=== Task goal ===
A single number is the answer here: how many lines below include "icon"?

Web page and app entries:
# # # #

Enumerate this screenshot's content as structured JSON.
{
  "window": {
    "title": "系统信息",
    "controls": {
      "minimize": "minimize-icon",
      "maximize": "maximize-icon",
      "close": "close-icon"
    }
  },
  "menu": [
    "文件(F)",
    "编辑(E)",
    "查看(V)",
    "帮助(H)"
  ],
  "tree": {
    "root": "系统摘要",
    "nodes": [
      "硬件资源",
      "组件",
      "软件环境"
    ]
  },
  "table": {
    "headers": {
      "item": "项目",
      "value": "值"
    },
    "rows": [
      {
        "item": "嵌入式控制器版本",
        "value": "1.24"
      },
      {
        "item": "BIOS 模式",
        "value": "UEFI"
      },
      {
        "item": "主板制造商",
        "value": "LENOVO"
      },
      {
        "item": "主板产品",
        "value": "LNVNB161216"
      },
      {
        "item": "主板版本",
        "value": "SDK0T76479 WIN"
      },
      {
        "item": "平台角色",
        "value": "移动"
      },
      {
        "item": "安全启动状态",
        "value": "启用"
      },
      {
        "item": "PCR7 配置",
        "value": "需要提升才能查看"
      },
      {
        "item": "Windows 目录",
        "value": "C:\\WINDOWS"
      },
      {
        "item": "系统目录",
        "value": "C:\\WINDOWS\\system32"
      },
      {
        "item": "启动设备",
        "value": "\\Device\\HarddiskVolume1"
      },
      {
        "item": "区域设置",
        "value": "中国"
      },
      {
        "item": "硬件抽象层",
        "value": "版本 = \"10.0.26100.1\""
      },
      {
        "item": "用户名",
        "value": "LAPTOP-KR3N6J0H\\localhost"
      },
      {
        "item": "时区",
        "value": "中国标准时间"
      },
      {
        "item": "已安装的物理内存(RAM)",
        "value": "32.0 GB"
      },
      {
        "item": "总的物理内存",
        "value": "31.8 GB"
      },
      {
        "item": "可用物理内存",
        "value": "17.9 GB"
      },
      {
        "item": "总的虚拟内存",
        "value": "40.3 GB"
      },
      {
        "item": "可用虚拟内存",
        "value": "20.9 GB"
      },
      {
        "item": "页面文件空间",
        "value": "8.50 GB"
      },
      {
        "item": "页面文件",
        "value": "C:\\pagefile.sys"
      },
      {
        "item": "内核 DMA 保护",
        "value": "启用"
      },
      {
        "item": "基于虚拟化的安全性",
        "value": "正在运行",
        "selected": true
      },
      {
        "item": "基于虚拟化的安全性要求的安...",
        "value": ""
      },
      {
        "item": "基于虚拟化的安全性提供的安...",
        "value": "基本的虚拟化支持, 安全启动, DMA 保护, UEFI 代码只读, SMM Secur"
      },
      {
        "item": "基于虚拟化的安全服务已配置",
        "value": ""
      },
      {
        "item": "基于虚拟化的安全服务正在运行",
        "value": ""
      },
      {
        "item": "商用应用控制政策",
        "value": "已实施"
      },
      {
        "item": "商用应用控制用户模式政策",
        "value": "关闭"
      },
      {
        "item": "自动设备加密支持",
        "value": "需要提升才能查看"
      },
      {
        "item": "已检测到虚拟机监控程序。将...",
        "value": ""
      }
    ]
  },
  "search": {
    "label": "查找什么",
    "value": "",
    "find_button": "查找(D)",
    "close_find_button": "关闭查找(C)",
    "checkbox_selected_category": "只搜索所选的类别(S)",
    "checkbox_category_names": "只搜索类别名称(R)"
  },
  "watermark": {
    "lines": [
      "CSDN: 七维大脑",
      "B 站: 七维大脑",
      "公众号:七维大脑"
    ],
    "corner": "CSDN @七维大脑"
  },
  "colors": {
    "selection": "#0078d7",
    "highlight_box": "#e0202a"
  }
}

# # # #

=== Final answer ===
3